about chapter 4 verse 14's "...for such a time as this." We talked about the
fear of man vs. the fear of God and how Esther overcame her fear of King
Xerxes after Mordecai told her that God may have raised her to a royal
position at just that time to be the salvation for the Jews. We talked about
how we all have that struggle with fear, especially with our fear for our
own reputations. It was a good discussion, and I think we'll talk more about
Esther next month since some of them had never read the book before. We then
decided we'd sing some more. We ended up staying until about 6 p.m. I'm
already wanting to sing Christmas songs (which I normally despise doing
until after Thanksgiving). I guess Christmas and coming home are linked
together in my mind right now. I'm enjoying my time here and am glad I get
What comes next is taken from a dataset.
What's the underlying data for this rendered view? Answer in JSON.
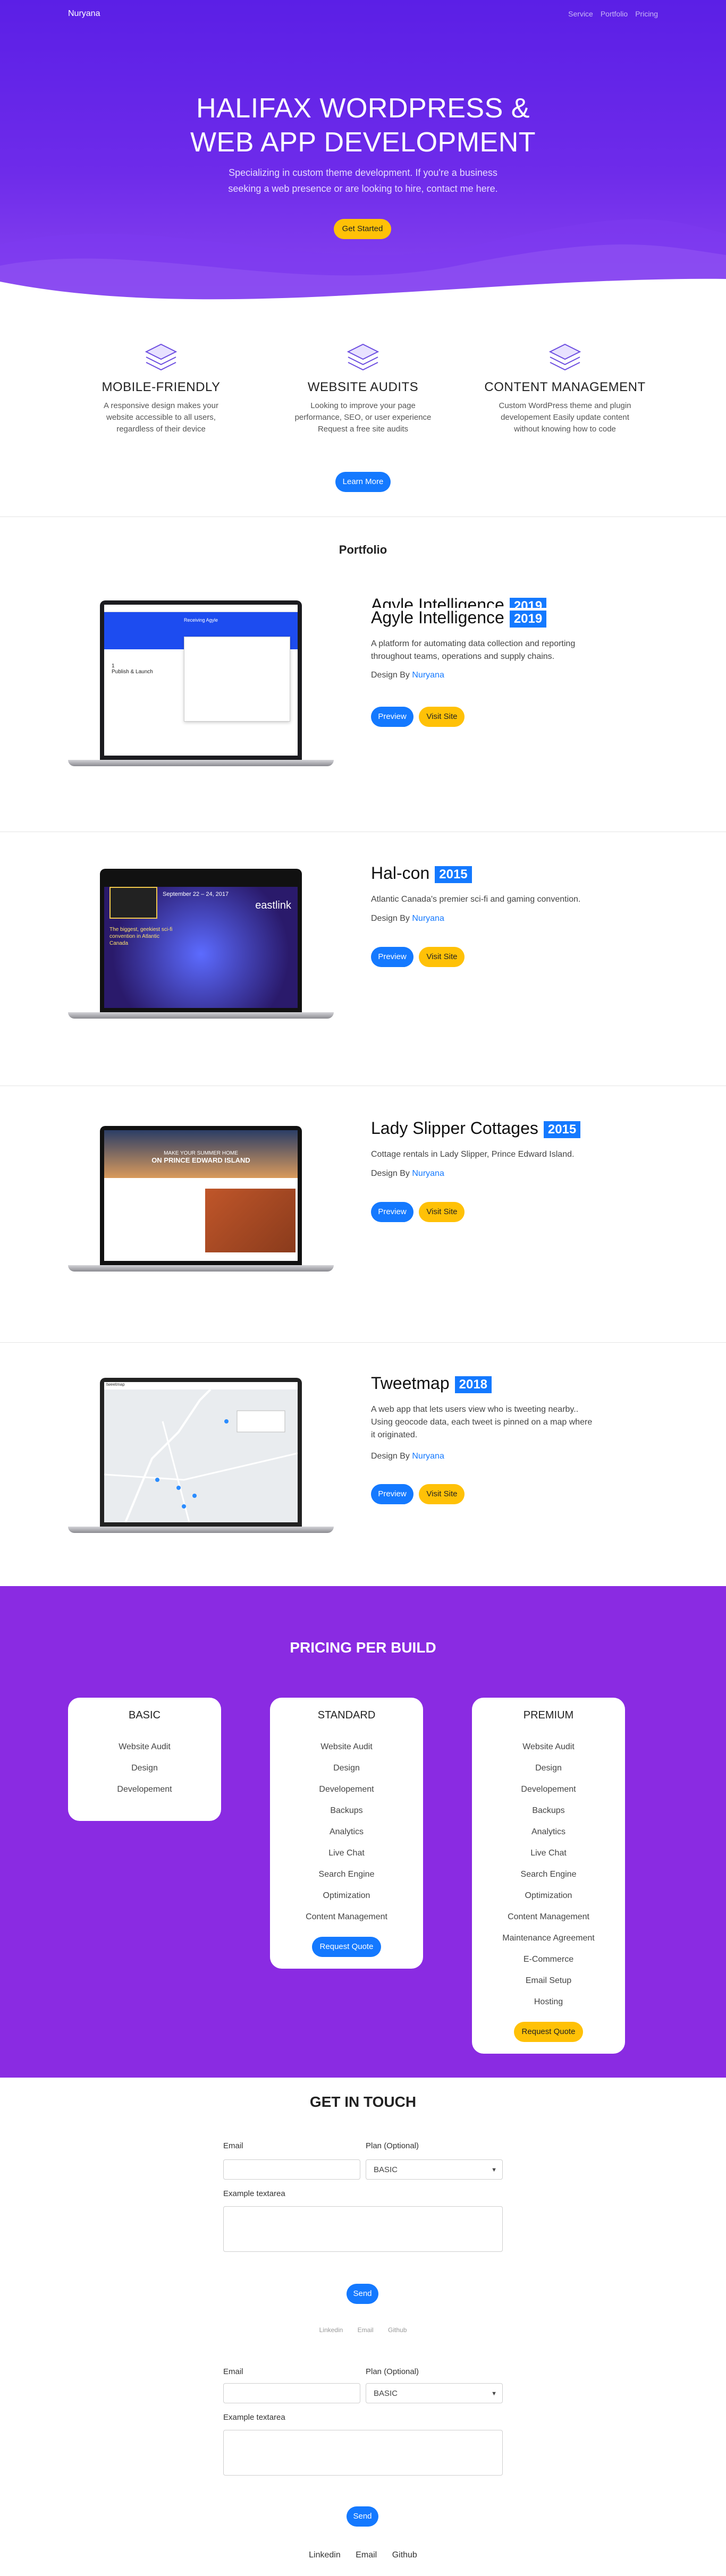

to return after my two week stay in the U.S., but I'm really looking forward
to seeing everybody back in the States.
My Japanese classes are going well, but I have not been doing very much
homework. There are people from several different countries in my class:
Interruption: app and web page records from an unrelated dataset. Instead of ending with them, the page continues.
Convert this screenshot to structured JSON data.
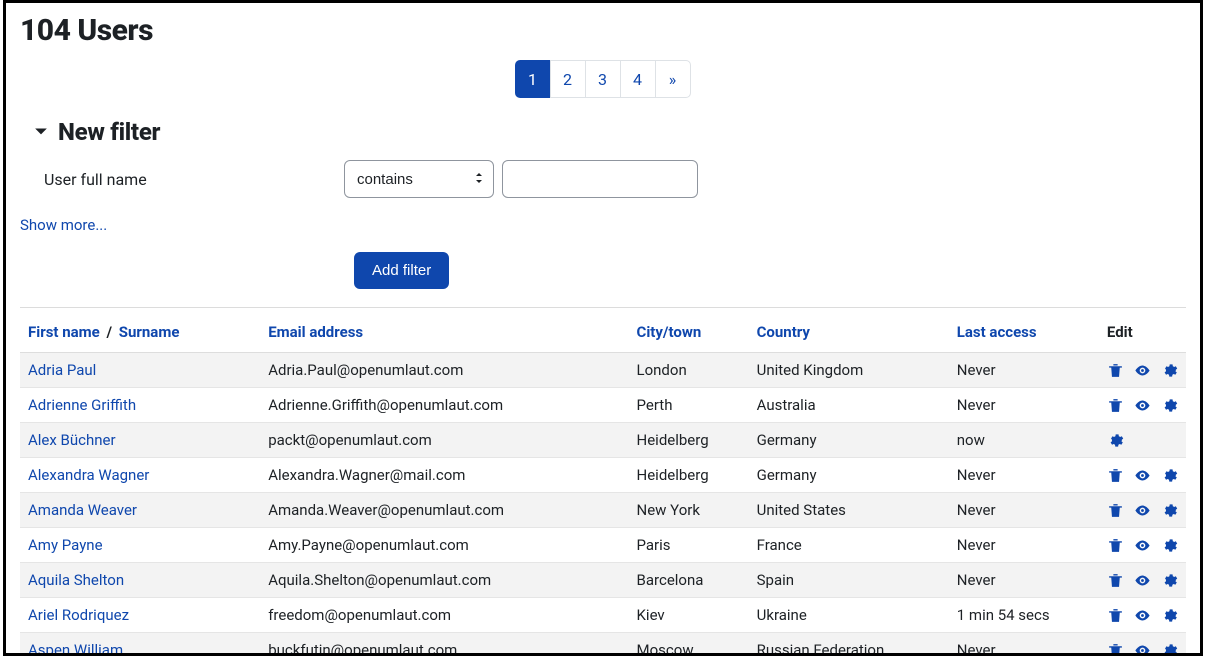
{
  "title": "104 Users",
  "pagination": {
    "pages": [
      "1",
      "2",
      "3",
      "4"
    ],
    "next_glyph": "»",
    "active_index": 0
  },
  "filter": {
    "heading": "New filter",
    "field_label": "User full name",
    "operator_options": [
      "contains"
    ],
    "operator_selected": "contains",
    "value": "",
    "show_more": "Show more...",
    "add_button": "Add filter"
  },
  "table": {
    "headers": {
      "first_name": "First name",
      "surname": "Surname",
      "email": "Email address",
      "city": "City/town",
      "country": "Country",
      "last_access": "Last access",
      "edit": "Edit"
    },
    "rows": [
      {
        "name": "Adria Paul",
        "email": "Adria.Paul@openumlaut.com",
        "city": "London",
        "country": "United Kingdom",
        "last_access": "Never",
        "actions": [
          "delete",
          "eye",
          "gear"
        ]
      },
      {
        "name": "Adrienne Griffith",
        "email": "Adrienne.Griffith@openumlaut.com",
        "city": "Perth",
        "country": "Australia",
        "last_access": "Never",
        "actions": [
          "delete",
          "eye",
          "gear"
        ]
      },
      {
        "name": "Alex Büchner",
        "email": "packt@openumlaut.com",
        "city": "Heidelberg",
        "country": "Germany",
        "last_access": "now",
        "actions": [
          "gear"
        ]
      },
      {
        "name": "Alexandra Wagner",
        "email": "Alexandra.Wagner@mail.com",
        "city": "Heidelberg",
        "country": "Germany",
        "last_access": "Never",
        "actions": [
          "delete",
          "eye",
          "gear"
        ]
      },
      {
        "name": "Amanda Weaver",
        "email": "Amanda.Weaver@openumlaut.com",
        "city": "New York",
        "country": "United States",
        "last_access": "Never",
        "actions": [
          "delete",
          "eye",
          "gear"
        ]
      },
      {
        "name": "Amy Payne",
        "email": "Amy.Payne@openumlaut.com",
        "city": "Paris",
        "country": "France",
        "last_access": "Never",
        "actions": [
          "delete",
          "eye",
          "gear"
        ]
      },
      {
        "name": "Aquila Shelton",
        "email": "Aquila.Shelton@openumlaut.com",
        "city": "Barcelona",
        "country": "Spain",
        "last_access": "Never",
        "actions": [
          "delete",
          "eye",
          "gear"
        ]
      },
      {
        "name": "Ariel Rodriquez",
        "email": "freedom@openumlaut.com",
        "city": "Kiev",
        "country": "Ukraine",
        "last_access": "1 min 54 secs",
        "actions": [
          "delete",
          "eye",
          "gear"
        ]
      },
      {
        "name": "Aspen William",
        "email": "buckfutin@openumlaut.com",
        "city": "Moscow",
        "country": "Russian Federation",
        "last_access": "Never",
        "actions": [
          "delete",
          "eye",
          "gear"
        ]
      }
    ]
  },
  "colors": {
    "link": "#0f47ad",
    "primary": "#0f47ad"
  }
}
India, USA, Korea, Hungary, and China. It is so interesting to study with
all of these people!

# by Melissa-log | 2006-11-28 11:45
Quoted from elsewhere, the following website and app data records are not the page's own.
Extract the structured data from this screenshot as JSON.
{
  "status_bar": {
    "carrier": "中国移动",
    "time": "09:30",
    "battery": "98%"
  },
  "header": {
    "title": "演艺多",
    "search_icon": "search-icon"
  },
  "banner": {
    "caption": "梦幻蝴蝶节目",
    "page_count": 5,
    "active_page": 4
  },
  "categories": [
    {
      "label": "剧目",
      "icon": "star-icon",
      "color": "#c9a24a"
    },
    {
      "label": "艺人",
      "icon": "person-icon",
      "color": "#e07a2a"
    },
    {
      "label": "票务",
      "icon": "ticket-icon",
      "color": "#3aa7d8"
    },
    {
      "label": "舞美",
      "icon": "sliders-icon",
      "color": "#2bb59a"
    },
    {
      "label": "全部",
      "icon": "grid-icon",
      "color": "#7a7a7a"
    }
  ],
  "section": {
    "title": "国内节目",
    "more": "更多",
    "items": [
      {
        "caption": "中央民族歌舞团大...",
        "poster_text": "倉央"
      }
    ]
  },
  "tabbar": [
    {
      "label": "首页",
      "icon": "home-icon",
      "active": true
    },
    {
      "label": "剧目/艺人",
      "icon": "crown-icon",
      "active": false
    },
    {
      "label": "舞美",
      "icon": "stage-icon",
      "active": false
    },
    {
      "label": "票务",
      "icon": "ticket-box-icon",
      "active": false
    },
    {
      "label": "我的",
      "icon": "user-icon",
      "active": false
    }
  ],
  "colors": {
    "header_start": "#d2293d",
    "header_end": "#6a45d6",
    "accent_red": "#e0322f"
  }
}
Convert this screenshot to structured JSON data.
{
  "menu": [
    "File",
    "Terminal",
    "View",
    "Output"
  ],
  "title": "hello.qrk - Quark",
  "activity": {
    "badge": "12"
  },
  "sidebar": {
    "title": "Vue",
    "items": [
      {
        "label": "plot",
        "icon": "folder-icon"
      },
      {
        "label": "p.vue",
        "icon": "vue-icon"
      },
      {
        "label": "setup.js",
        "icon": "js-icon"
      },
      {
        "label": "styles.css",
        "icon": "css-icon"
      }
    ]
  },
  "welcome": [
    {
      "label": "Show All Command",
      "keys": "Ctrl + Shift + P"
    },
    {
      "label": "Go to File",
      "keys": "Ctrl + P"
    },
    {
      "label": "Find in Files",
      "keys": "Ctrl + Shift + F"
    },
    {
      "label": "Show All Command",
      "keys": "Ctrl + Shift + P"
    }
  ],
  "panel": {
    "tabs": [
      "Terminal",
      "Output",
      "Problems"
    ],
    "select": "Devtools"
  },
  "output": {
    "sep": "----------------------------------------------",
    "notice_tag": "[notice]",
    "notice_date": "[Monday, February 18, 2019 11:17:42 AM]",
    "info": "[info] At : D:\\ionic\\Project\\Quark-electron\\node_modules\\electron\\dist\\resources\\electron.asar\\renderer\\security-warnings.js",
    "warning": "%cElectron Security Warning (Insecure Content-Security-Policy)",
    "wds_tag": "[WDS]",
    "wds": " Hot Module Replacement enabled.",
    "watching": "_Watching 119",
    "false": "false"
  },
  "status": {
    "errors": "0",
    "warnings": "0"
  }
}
I have been in Japan for 7 months now, and I am having a great time!
I have made several friends, both Japanese and foreigners alike. I have
never had my own apartment before, so living in a Japanese apartment by
myself is a learning experience. When I first moved in, I didn't know how
to take care of the tatami mats, so they grew a lot of mold during the
rainy season! I didn't notice for about a week, but then I looked at the
floor, and it was green and hairy! I called one of my friends, and she
and her husband came over to help me clean it up. They were very kind.
They also had to teach me how to use my ofuro because bathtubs in America
are very different.
I like going to the different shops in my neighborhood. The 100 yen
shops remind me of the $1.00 stores we have in America, but the products
are very different. Right now I'm buying Christmas presents for my family
in North Carolina. I found some very cute kitty chopsticks in a
second-hand store (recycle shop). We also have a lot of second-hand
stores in America, but the American stores take almost everything, whereas
the Japanese stores only take items that are in really good condition.
I am here as a missionary associate, so I do whatever I can to help
the local Christian churches. I also teach private English lessons to
support myself. Right now I have Japanese and Korean students. They are
so fun! I have been studying Japanese very much while I've been here, and
I hope to continue to improve in my communication skills. I also hope to
be able to read more. I can read hiragana and katakana, but I am still
struggling with kanji. However, I really enjoy studying Japanese, and my
hope is to be fluent someday.

# by Melissa-log | 2006-11-04 10:57